Other examples come from fisheries management, where the “tragedy of the commons” has too often prevailed historically.
For decades, economists have noted that the best-managed fisheries – off Iceland, New Zealand, and Alaska, among others – use catch-share systems: Fishers get a percentage of the year’s total allowable catch. Economists theorize that, like employees who own shares in their company, owning a percentage of the stock incentivizes efficiency – good fishing practices. If the company (fish stock) does well, then the share value (what a fisher can catch) goes up.
A paper in the journal Science last September – one of the first systematic reviews of global catch-share programs – found that they could halt, even reverse, a fishery’s collapse. A World Bank study titled “The Sunken Billions” highlights what’s at stake: It puts the amount lost to poor fishery management at $50 billion yearly. That’s $2 trillion over the past three decades or so.
In 2007, the Gulf of Mexico’s commercial red snapper fishery began operating under an Individual Fishing Quota (IFQ) program, a kind of catch share. Several things happened quickly after that, says Pam Baker, the Environmental Defense Fund’s ocean policy director for the Gulf Region. Fishers could take their time and keep what they caught, which dramatically decreased bycatch. A government review of the IFQ program after its first year estimated a 70 percent reduction in the ratio of discards to landings. Previously, discards were estimated at 2 million pounds in a fishery with a 4.5 million-pound limit on red snapper overall.
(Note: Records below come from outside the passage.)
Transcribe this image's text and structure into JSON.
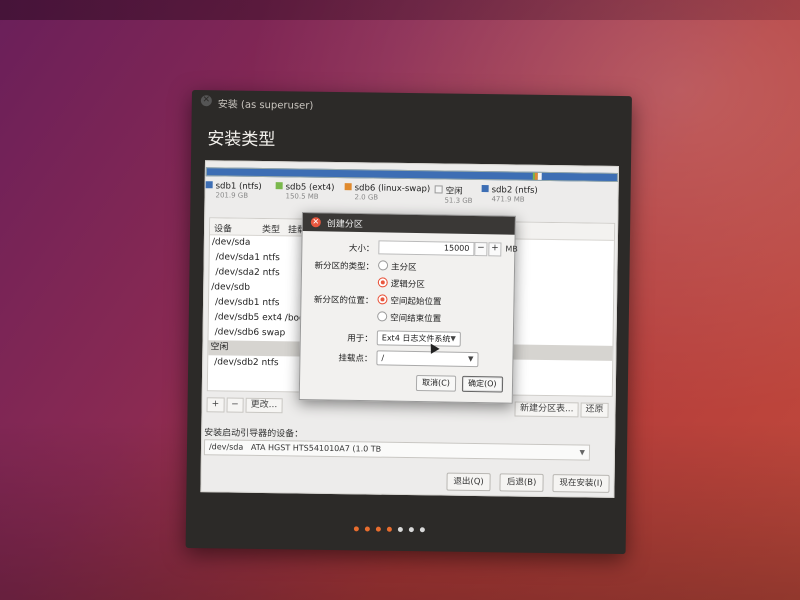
{
  "window": {
    "title": "安装 (as superuser)",
    "heading": "安装类型"
  },
  "partition_legend": [
    {
      "name": "sdb1 (ntfs)",
      "size": "201.9 GB",
      "color": "#3d6eb4"
    },
    {
      "name": "sdb5 (ext4)",
      "size": "150.5 MB",
      "color": "#7ab84c"
    },
    {
      "name": "sdb6 (linux-swap)",
      "size": "2.0 GB",
      "color": "#e08a2e"
    },
    {
      "name": "空闲",
      "size": "51.3 GB",
      "color": "#f4f4f4"
    },
    {
      "name": "sdb2 (ntfs)",
      "size": "471.9 MB",
      "color": "#3d6eb4"
    }
  ],
  "table": {
    "headers": [
      "设备",
      "类型",
      "挂载"
    ],
    "rows": [
      {
        "device": "/dev/sda",
        "mount": ""
      },
      {
        "device": "/dev/sda1 ntfs",
        "mount": ""
      },
      {
        "device": "/dev/sda2 ntfs",
        "mount": ""
      },
      {
        "device": "/dev/sdb",
        "mount": ""
      },
      {
        "device": "/dev/sdb1 ntfs",
        "mount": ""
      },
      {
        "device": "/dev/sdb5 ext4",
        "mount": "/boot"
      },
      {
        "device": "/dev/sdb6 swap",
        "mount": ""
      },
      {
        "device": "空闲",
        "mount": ""
      },
      {
        "device": "/dev/sdb2 ntfs",
        "mount": ""
      }
    ]
  },
  "table_tools": {
    "add": "+",
    "remove": "−",
    "change": "更改...",
    "new_table": "新建分区表...",
    "revert": "还原"
  },
  "boot_loader": {
    "label": "安装启动引导器的设备：",
    "device": "/dev/sda",
    "description": "ATA HGST HTS541010A7 (1.0 TB"
  },
  "buttons": {
    "quit": "退出(Q)",
    "back": "后退(B)",
    "install_now": "现在安装(I)"
  },
  "progress_dots": {
    "total": 7,
    "filled": 4,
    "active_color": "#e96d2e",
    "inactive_color": "#d9d9d9"
  },
  "dialog": {
    "title": "创建分区",
    "size_label": "大小：",
    "size_value": "15000",
    "size_minus": "−",
    "size_plus": "+",
    "size_unit": "MB",
    "type_label": "新分区的类型：",
    "type_primary": "主分区",
    "type_logical": "逻辑分区",
    "type_selected": "logical",
    "location_label": "新分区的位置：",
    "location_start": "空间起始位置",
    "location_end": "空间结束位置",
    "location_selected": "start",
    "use_as_label": "用于：",
    "use_as_value": "Ext4 日志文件系统",
    "mount_label": "挂载点：",
    "mount_value": "/",
    "cancel": "取消(C)",
    "ok": "确定(O)"
  }
}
And because they could fish when market conditions were favorable – when snapper prices were high – fishers began getting more for their catches.
“By all measures, it’s an overwhelming success,” says Ms. Baker. “All the things that people anticipated, both in terms of conservation benefits and that fishermen would stay within their catch limits … happened immediately and continue” to happen.
Pollock vs. salmon in Alaska
George Sugihara, a professor of natural science at Scripps Institution of Oceanography, University of California at San Diego, proposes adding another level of sophistication to fisheries management: an arrangement akin to a cap-and-trade system. Alaska’s pollock fishery is generally considered well managed. But occasionally pollock fishers accidentally catch chinook salmon.
Chinook fishers have called for a hard cap on allowable bycatch of salmon in the pollock fishery. If chinook bycatch rises beyond a certain limit, then shut down the pollock fishery, they say.